In summary, the tribal council explained that their people see the salmon as a precious gift, and “conservation” means to always treat and use that gift with respect. We have heard that same valuable message before in our discussions with tribal representatives, RAC members, Yupiit Nation, AVCP, and the Kuskokwim River Salmon Management Working Group.
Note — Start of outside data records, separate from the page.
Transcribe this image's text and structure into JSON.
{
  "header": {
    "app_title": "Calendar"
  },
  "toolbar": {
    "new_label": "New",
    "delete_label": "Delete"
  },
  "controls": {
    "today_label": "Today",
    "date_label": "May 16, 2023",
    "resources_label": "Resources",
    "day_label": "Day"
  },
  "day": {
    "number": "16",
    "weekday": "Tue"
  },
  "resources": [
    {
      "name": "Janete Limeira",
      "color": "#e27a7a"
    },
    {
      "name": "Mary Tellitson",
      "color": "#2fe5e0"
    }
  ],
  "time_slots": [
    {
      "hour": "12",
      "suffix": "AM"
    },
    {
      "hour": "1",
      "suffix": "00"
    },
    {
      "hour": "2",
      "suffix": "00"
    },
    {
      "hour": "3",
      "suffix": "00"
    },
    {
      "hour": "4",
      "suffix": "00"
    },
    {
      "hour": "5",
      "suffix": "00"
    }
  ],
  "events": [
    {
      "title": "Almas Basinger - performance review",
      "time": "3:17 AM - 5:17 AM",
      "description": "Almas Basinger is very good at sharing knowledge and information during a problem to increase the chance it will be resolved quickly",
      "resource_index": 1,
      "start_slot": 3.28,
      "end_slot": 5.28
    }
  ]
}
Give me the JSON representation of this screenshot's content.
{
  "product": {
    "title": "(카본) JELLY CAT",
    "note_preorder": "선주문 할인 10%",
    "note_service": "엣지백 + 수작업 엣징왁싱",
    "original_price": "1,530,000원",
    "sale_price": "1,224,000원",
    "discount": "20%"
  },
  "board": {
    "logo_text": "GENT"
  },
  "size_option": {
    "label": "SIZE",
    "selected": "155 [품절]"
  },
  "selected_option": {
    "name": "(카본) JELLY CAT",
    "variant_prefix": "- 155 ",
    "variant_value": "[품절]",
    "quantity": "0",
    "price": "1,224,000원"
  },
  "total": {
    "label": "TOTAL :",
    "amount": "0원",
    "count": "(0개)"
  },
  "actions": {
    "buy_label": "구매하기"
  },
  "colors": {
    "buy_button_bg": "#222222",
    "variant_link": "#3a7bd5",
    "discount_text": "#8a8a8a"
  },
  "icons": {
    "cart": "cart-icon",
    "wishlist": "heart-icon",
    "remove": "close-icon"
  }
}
Having great respect for how the fish are used is an important part of king salmon conservation. Over the last year, however, we have also heard another message from folks up and down the river. They have emphasized that “conservation” also means making sure that enough king salmon make it up river and into the tributaries so that they can spawn. Our colleagues with ADFG have established escapement goals as part of a conservation strategy; their studies suggest that if enough salmon make it past all the hurdles they encounter along their long migration, then we should have healthy salmon populations into the future. Our shared concern is that for several years, the king salmon runs along many of our Kuskokwim river tributaries have not met the escapement goals. That is why managers believe it is necessary to have serious restrictions this year–so that enough king salmon can make it up the river to spawn. This is another form of conservation, another way to show respect for those fish that are so important to all of us and to our families.
So, as we have seen, people up and down the Kuskokwim River do believe that king salmon conservation is very important, but different groups may use that word in different ways. Perhaps we should talk about “salmon stewardship” when we speak about recognizing and cherishing this amazing “living gift” from the river. We may not be able to have as much influence as we would like on the political, economical, and biological factors that affect the salmon outside our region. However, here along the Kuskokwim, users and managers must take responsibility to do as much as we can locally to strengthen the returns of our fish. All of us must pull together and practice careful and reverent salmon stewardship. We must all understand how important it is to treat the salmon with respect in every way—in how we catch them, how we share them, how we study them, how we manage them, and how we honor them by allowing enough to pass our nets and reach the spawning grounds so that this year’s return might bring forth the next generation of king salmon.